For the 4th Quarter Challenge I did a dimensional panda picture in monochrome.
I hung it on the wall in my bedroom which is also a shade of gray.
Lyn suggested on the forum that I frame it. I really liked the picture she posted. It really popped. The mat was very narrow. I had a frame that fit it perfectly, but needed the right sized mat which unfortunately wasn’t a standard size. I’d have to have a custom mat made.
Instead of paying for a custom frame and mat, I decided to try a standard size 16 x 20″ frame and a mat that was larger than the picture Lyn had posted. Fortunately, the picture was just a little larger than the opening in the mat.
Here is the result.
There may be too much white. What do you think? Should I invest in the smaller mat and frame? Or does the standard size work ok?
No one will be surprised at my choice of subjects, a panda.
I had some maori batts in a gray color so it seemed an easy choice as a base.
I’ve been trying to add more dimension into my work as I mentioned in last week’s blog post. So, this was one of my goals with this project.
I layed out the batt then made the head of the panda in prefelt, then added the shapes for the ears, and eyes. Since the nose would be the center of the picture, I used a needle felted nose shape in a heavier fiber then covered it with another nose shaped prefelt and needle felted it onto the batt. I don’t know why it looks pink.
I continued to build up the shape, added gems for eyes and covered them with another layer of prefelt and more fiber. I wanted to give the fur a fuzzy effect so I carefully cut and put fibers along the edges and a little shading around the eye. For the body, I blended some gray into the black for contrast. Since the arm blended in with the body I just used a shaded area to give it a little dimension. And of course, the panda is eating her bamboo. Her nose is actually bamboo fiber. Here is a side view.
After securing everything with more needle felting, I wet felted it. The maori didn’t shrink much which was fine because I intended to wrap it around a canvas frame.
A close up.
Well I changed my mind and hung it without wrapping it on a frame.
I may put it on a darker background to make it stand out from the gray wall. What do you think?
Have you done the challenge yet?
I want to let you all know I will be taking a leave of absence. I’m having surgery November 3 and don’t know how long it will be before I can resume felting. In the mean time, several forum friends have offered to help fill in my blog spots. If you have something you’d like to blog about to help out, please contact Ruth, Zed or Ann. I hope to see you all back here soon! Thanks for your support!
It’s a bit early I know, but it was either that or a bit late! All our challenges this year have been on the theme of colour. Ruth’s challenge for the first quarter focused on Colour Theory, and we learnt about the colour wheel, hue, value and intensity.
So that’s when I thought ‘Monochrome’ would be better than ‘grayscale’, it’s similar, and limiting enough to really be a challenge and get the brain cells working, but also has lots of scope for potential.

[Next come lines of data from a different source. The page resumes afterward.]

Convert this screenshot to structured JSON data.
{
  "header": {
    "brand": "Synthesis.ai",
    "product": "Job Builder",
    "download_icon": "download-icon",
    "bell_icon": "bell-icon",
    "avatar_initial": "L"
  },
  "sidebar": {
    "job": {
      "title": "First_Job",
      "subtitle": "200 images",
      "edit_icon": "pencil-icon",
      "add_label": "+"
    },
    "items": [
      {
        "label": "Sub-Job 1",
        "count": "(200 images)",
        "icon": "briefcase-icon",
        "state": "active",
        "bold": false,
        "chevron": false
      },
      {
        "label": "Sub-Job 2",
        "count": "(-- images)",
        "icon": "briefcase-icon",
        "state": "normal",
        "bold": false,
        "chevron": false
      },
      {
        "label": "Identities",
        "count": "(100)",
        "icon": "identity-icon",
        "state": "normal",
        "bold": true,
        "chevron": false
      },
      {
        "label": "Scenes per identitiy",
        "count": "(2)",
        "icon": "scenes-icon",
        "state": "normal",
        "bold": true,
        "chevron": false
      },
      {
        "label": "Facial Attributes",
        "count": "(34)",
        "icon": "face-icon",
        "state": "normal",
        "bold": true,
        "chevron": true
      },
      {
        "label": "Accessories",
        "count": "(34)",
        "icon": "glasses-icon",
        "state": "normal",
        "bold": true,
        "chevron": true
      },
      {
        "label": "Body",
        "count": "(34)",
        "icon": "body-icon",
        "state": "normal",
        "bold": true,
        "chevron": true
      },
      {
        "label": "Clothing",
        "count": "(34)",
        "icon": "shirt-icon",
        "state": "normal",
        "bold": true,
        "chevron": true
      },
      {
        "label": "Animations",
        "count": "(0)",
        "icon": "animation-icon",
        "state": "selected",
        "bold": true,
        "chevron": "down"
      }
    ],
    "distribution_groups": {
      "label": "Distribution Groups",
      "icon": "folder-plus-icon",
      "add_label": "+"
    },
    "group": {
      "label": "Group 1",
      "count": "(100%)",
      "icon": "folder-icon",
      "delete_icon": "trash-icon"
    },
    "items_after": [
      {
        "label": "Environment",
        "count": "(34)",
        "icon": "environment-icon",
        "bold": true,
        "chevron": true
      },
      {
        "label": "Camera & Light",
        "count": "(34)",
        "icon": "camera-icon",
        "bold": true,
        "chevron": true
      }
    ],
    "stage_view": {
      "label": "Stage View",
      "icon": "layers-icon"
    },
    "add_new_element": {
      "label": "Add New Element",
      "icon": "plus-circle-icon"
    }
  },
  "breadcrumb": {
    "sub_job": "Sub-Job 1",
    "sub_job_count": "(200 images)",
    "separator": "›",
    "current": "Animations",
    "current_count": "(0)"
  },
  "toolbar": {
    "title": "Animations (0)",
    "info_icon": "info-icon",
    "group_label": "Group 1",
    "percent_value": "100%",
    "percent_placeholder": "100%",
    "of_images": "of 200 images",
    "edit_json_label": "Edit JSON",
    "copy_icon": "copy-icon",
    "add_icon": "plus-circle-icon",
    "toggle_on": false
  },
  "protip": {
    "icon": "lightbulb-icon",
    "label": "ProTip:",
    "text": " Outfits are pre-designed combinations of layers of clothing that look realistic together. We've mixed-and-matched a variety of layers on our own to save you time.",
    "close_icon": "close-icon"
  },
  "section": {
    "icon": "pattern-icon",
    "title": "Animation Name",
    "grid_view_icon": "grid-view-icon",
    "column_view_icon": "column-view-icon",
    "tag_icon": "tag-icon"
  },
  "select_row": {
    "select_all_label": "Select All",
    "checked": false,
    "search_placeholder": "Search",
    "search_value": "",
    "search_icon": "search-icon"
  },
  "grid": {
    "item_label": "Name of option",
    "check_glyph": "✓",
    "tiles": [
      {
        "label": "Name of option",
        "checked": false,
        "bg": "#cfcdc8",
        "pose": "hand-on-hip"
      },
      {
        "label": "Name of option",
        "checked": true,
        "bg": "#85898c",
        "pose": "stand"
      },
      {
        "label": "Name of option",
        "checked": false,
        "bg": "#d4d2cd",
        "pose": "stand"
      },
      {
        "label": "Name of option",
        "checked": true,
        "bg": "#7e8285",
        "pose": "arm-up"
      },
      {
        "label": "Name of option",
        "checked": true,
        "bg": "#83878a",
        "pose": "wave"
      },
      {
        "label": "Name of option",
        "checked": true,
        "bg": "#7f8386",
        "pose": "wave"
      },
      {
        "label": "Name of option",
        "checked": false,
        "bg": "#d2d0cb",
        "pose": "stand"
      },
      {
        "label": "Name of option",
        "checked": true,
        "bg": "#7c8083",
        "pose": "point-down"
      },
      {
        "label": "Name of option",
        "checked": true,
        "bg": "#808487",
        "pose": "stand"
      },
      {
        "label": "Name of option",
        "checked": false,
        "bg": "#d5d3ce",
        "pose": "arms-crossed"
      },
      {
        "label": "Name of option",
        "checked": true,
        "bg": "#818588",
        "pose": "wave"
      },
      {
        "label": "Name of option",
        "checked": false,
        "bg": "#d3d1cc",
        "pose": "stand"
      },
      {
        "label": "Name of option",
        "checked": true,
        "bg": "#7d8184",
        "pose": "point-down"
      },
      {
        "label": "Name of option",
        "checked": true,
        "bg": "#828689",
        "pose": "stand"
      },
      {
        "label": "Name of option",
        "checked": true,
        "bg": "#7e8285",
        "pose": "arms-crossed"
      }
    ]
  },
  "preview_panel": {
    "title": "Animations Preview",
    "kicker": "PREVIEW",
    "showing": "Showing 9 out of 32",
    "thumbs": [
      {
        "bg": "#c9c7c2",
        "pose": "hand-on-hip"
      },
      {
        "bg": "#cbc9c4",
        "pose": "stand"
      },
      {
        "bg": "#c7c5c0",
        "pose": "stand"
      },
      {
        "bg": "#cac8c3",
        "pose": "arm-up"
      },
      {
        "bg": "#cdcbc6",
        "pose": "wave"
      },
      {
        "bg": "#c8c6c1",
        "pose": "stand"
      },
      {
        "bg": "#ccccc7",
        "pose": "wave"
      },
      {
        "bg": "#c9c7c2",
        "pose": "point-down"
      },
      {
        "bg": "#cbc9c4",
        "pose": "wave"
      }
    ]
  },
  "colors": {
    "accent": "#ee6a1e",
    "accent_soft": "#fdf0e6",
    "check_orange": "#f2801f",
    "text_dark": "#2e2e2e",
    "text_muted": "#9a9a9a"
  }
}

It’s upto you how you interpret it, and how far you take it. For example, you could use some of the things we learned in the first quarter and choose a colour of wool to make tints and shades by blending it with various amounts of white and black wool.
Or you could use photo editing software to colourise a photo:
Then upload it to a palette generator site:
And use the palette to create a monochrome piece of felt or fibre artwork, or maybe even have a go at blending or dyeing the shades from the palette too. Those are just a few ideas, but simply the challenge for this quarter is ‘Monochrome’. Have fun!